Unbinare is a small Belgian company at the forefront of hacking e-waste into something useful, collaborating with recycling and refurbishing companies. Reverse-engineering is a novel way to approach recycling, but it’s arguably one of the most promising ways that we are not trying at scale yet. At Hackaday Remoticon 2021, Maurits Fennis talked about Unbinare’s efforts in the field and presented us with a toolkit he has recently released as a part of his work, as well as described how his background as an artist has given him insights used to formulate foundational principles of Unbinare.
Unbinare’s tools are designed to work in harmony with each other, a requirement for any productive reverse-engineering effort. OI!STER is a general-purpose salvaged MCU research board, with sockets to adapt to different TQFP chip sizes. This board is Maurits’s experience in reverse-engineering condensed into a universal tool, including a myriad of connectors for different programming/debugging interfaces. We don’t know the board’s full scope, but the pictures show an STM32 chip inside the TQFP socket, abundant everywhere except your online retailer of choice.

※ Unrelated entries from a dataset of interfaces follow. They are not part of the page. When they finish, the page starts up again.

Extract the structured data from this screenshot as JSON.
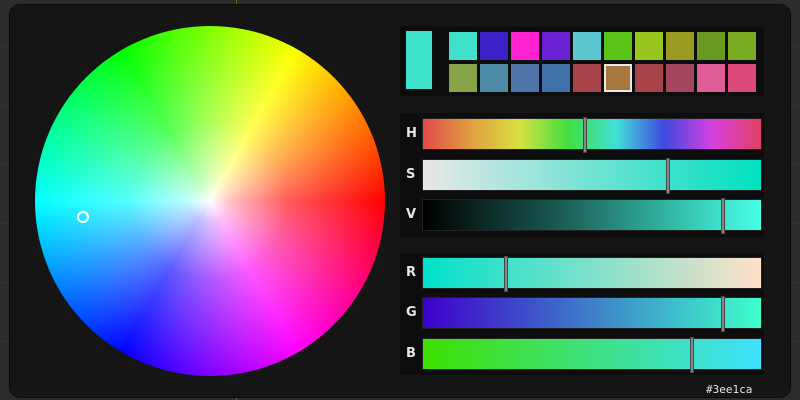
{
  "color_picker": {
    "hex": "#3ee1ca",
    "current_color": "#3ee1ca",
    "wheel": {
      "marker_icon": "selector-circle-icon"
    },
    "swatches": [
      "#3ee1ca",
      "#3e21c9",
      "#ff21cf",
      "#6a21d4",
      "#5bc8cf",
      "#5bc51a",
      "#97c61e",
      "#9a9a21",
      "#6a9a21",
      "#7aac21",
      "#86a446",
      "#4c8aa8",
      "#4f74a8",
      "#4070a8",
      "#a8434a",
      "#a8793f",
      "#a8434a",
      "#a6465e",
      "#e05c97",
      "#dc4978"
    ],
    "selected_swatch_index": 15,
    "hsv": [
      {
        "label": "H",
        "value": 0.476
      },
      {
        "label": "S",
        "value": 0.72
      },
      {
        "label": "V",
        "value": 0.883
      }
    ],
    "rgb": [
      {
        "label": "R",
        "value": 62
      },
      {
        "label": "G",
        "value": 225
      },
      {
        "label": "B",
        "value": 202
      }
    ]
  }
}
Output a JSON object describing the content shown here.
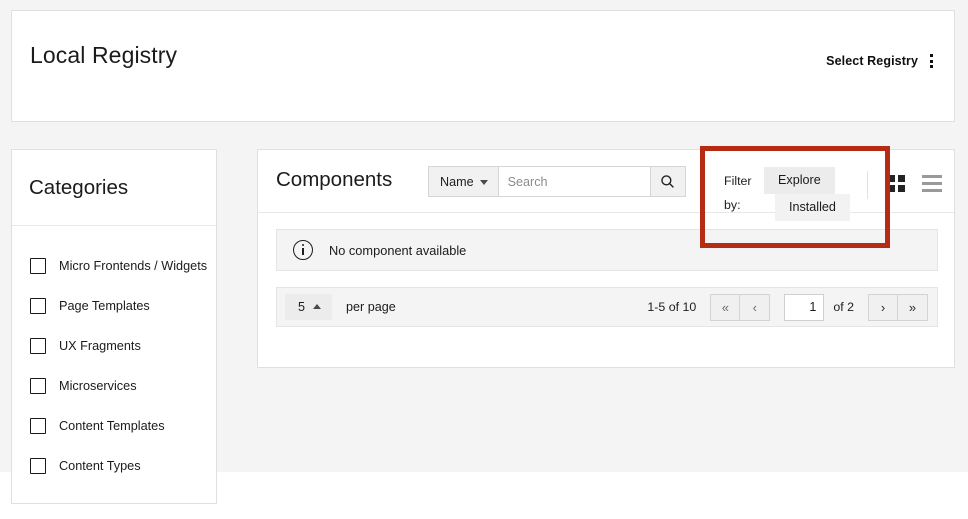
{
  "header": {
    "title": "Local Registry",
    "registry_select_label": "Select Registry",
    "kebab_icon": "vertical-dots-icon"
  },
  "sidebar": {
    "title": "Categories",
    "items": [
      {
        "label": "Micro Frontends / Widgets",
        "checked": false
      },
      {
        "label": "Page Templates",
        "checked": false
      },
      {
        "label": "UX Fragments",
        "checked": false
      },
      {
        "label": "Microservices",
        "checked": false
      },
      {
        "label": "Content Templates",
        "checked": false
      },
      {
        "label": "Content Types",
        "checked": false
      }
    ]
  },
  "components": {
    "title": "Components",
    "sort": {
      "selected": "Name",
      "caret_icon": "chevron-down-icon"
    },
    "search": {
      "value": "",
      "placeholder": "Search",
      "button_icon": "search-icon"
    },
    "filter": {
      "label_line1": "Filter",
      "label_line2": "by:",
      "options": [
        {
          "label": "Explore",
          "active": true
        },
        {
          "label": "Installed",
          "active": false
        }
      ]
    },
    "view": {
      "grid_icon": "grid-view-icon",
      "list_icon": "list-view-icon",
      "selected": "grid"
    },
    "alert": {
      "icon": "info-circle-icon",
      "message": "No component available"
    },
    "pagination": {
      "per_page_value": "5",
      "per_page_caret_icon": "chevron-up-icon",
      "per_page_label": "per page",
      "range": "1-5 of 10",
      "first_label": "«",
      "prev_label": "‹",
      "next_label": "›",
      "last_label": "»",
      "current_page": "1",
      "of_label": "of 2"
    }
  },
  "annotation": {
    "highlight_color": "#b52b14"
  }
}
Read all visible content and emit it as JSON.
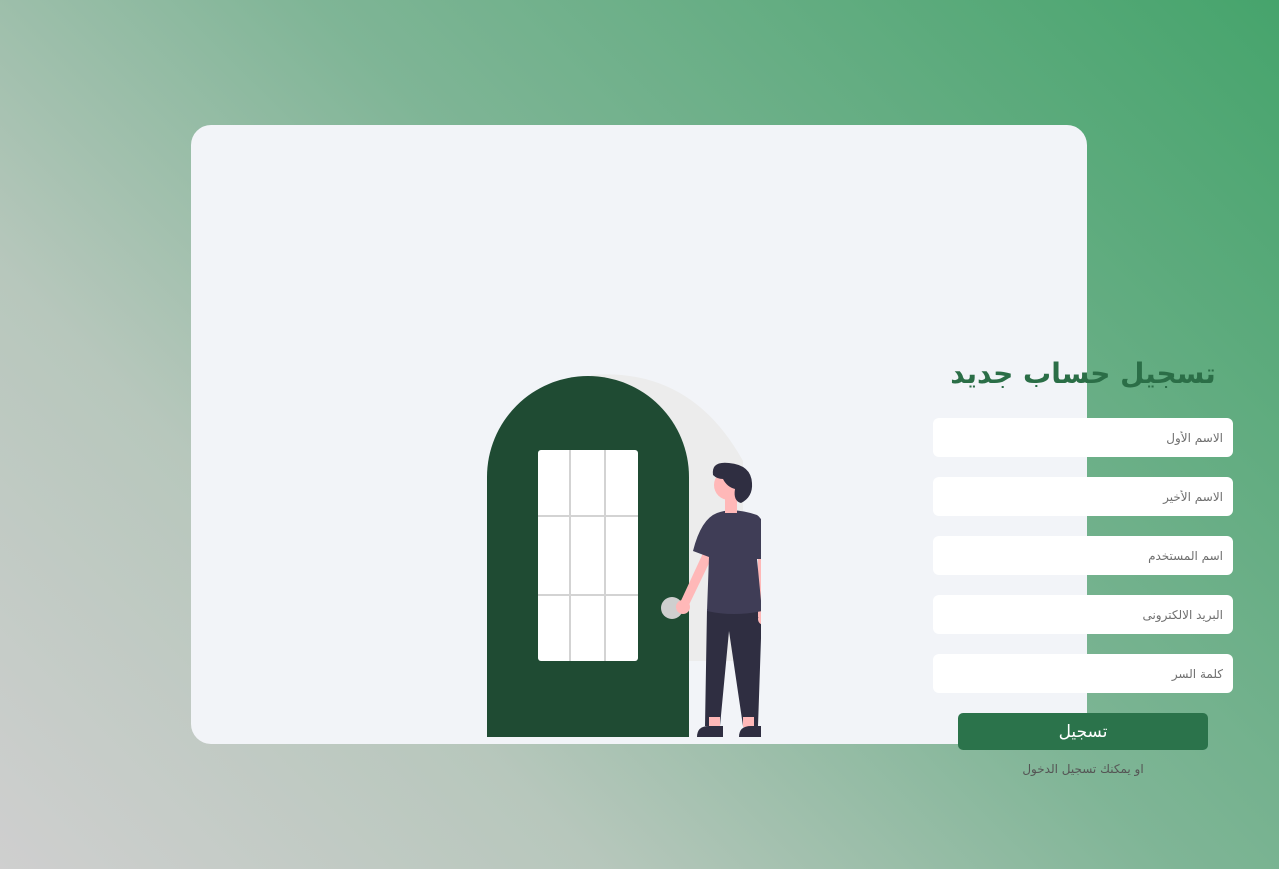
{
  "form": {
    "title": "تسجيل حساب جديد",
    "fields": [
      {
        "placeholder": "الاسم الأول",
        "value": ""
      },
      {
        "placeholder": "الاسم الأخير",
        "value": ""
      },
      {
        "placeholder": "اسم المستخدم",
        "value": ""
      },
      {
        "placeholder": "البريد الالكترونى",
        "value": ""
      },
      {
        "placeholder": "كلمة السر",
        "value": ""
      }
    ],
    "submit_label": "تسجيل",
    "login_link": "او يمكنك تسجيل الدخول"
  },
  "colors": {
    "accent": "#2b734b",
    "title": "#2b6e47",
    "door": "#1f4b33",
    "card": "#f2f4f8"
  },
  "illustration": {
    "icon": "person-at-door-illustration"
  }
}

Apart from all the ways to break out the pins, OI!STER has sockets for power and clock glitching, letting you target these two omnipresent Achilles’ heels with a tool like ChipWhisperer.
Many Hackaday readers have an interest in older technologies, and from antique motorcycles to tube radios to retrocomputers, you own, conserve and restore them. Sometimes you do so using new parts because the originals are either unavailable or downright awful, but as you do so are you really restoring the item or creating a composite fake without the soul of the original? It’s a question the railway film and documentary maker [Chris Eden-Green] considers with respect to steam locomotives, and as a topic for debate we think it has an interest to a much wider community concerned with older tech.
Along the way the film serves as a fascinating insight for the non railway cognoscenti into the overhaul schedule for a working steam locomotive, for which the mainline railways had huge workshops but which presents a much more significant challenge to a small preserved railway. We wrote a year or two ago about the world’s first preserved railway, the Welsh Tal-y-Llyn narrow gauge line, and as an example the surprise in the video below is just how little original metal was left in its two earliest locomotives after their rebuilding in the 1950s.
The film should provoke some thought and debate among rail enthusiasts, and no doubt among Hackaday readers too. We’re inclined to agree with his conclusion that the machines were made to run rather than gather dust in a museum, and there is no harm in a majorly-restored or even replica locomotive. After all, just as a retrocomputer is as much distinguished by the software it runs, riding a steam train is far more a case of sights and smells than it is of knowing exactly which metal makes up the locomotive.
At this point, you’ve almost certainly heard the tale of Eric Lundgren, the electronics recycler who is now looking at spending 15 months in prison because he was duplicating freely available Windows restore discs. Of no use to anyone who doesn’t already have a licensed copy of Windows, these restore discs have little to no monetary value. In fact, as an individual, you couldn’t buy one at retail if you wanted to. The duplication of these discs would therefore seem to be a victimless crime.
Especially when you hear what Eric wanted to do with these discs. To help extend the functional lifespan of older computers, he intended on providing these discs at low cost to those looking to refurbish Windows computers. After each machine had its operating system reinstalled, the disc would go along with the computer in hopes the new owner would be able to utilize it themselves down the road.
It all sounds innocent enough, even honorable. But a quick glance at Microsoft’s licensing arrangement is all you need to know the whole scheme runs afoul of how the Redmond giant wants their operating system installed and maintained. It may be a hard pill to swallow, but when Eric Lundgren decided to use Microsoft’s product he agreed to play by their rules. Unfortunately for him, he lost.